Created by Luftwerk, collaboration between artists Petra Bachmaier and Sean Gallero (both School of the Art Institute of Chicago alumni), the intriguing exhibit features three separate installations that stimulate visitors’ senses while encouraging interaction with the piece.

Upon entrance into the first room “Spectrum,” viewers face a wall featuring a mosaic of 529 different colors, each blending and shifting to form new tones and hues. Though the colors are bright and fresh, the darkness of the remaining space and fluid color transitions provide a tranquil ambience. The panel may remind some of a painter’s palette or beautiful stained glass in a church.

Participation is central in the next area, “Synthesis,” where shadows are cast in different colors depending on where the exhibit-goer stands on a large white rectangle covering the floor.

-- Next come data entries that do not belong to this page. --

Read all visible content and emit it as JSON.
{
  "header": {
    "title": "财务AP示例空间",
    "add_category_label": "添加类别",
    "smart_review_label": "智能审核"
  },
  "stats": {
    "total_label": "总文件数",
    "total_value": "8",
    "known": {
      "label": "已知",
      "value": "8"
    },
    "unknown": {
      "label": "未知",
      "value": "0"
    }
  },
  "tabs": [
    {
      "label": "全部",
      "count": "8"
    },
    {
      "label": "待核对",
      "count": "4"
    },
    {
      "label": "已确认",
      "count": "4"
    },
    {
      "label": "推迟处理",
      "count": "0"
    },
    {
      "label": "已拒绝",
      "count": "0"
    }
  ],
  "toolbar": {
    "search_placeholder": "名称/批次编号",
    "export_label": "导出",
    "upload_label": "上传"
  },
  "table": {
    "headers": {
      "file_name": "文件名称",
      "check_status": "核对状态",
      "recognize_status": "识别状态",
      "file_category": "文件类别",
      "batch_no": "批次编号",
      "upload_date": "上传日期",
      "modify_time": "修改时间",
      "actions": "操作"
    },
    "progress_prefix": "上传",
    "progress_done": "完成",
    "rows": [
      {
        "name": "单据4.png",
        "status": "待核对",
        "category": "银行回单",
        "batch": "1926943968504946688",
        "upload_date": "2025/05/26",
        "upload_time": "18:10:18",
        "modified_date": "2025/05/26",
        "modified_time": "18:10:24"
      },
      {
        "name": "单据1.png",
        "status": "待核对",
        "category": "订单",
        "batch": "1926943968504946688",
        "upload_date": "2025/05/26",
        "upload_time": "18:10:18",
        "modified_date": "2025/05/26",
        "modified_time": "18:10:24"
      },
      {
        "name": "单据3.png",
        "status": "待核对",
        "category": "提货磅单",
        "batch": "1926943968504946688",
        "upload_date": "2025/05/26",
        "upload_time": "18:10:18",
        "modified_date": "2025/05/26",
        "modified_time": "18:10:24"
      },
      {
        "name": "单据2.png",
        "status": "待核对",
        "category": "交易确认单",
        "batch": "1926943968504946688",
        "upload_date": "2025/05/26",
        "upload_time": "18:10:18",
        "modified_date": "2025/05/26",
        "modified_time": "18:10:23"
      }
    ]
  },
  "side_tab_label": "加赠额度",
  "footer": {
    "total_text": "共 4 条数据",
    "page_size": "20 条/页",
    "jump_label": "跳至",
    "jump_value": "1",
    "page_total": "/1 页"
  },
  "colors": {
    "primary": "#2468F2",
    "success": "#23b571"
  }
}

Subtle bell tones – courtesy of sound artist Owen Clayton Condon – are almost unnoticeable initially, but once heard, are reminiscent of a sweet lullaby.

“Threshold,” the final component in “Shift,” jolts the viewer out of the peacefulness of the previous installations, stripping the piece of color in its sharp display of black and white lines. This room also serves as contrast to the softer, more muted color in “Synthesis.” Two mirrors are angled together between two walls, forming a prism. The lines travel across the wall, producing shapes until suddenly they flat line, perhaps signaling the end of the experience.

SAIC Alumni Profile, Luftwerk: Sean Gallero & Petra Bachmaier (BFA 1999) from SAIC on Vimeo.

Location: Chicago Rooms Gallery, (2nd Floor North) – Chicago Cultural Center 78 E. Washington St. Chicago, IL 60602

Exhibition date: open now through January 5th

Exhibition hours: Mon.-Thurs., 10am-7pm, Fri. – Sun., 10am-6pm

Closed holidays

Admission: FREE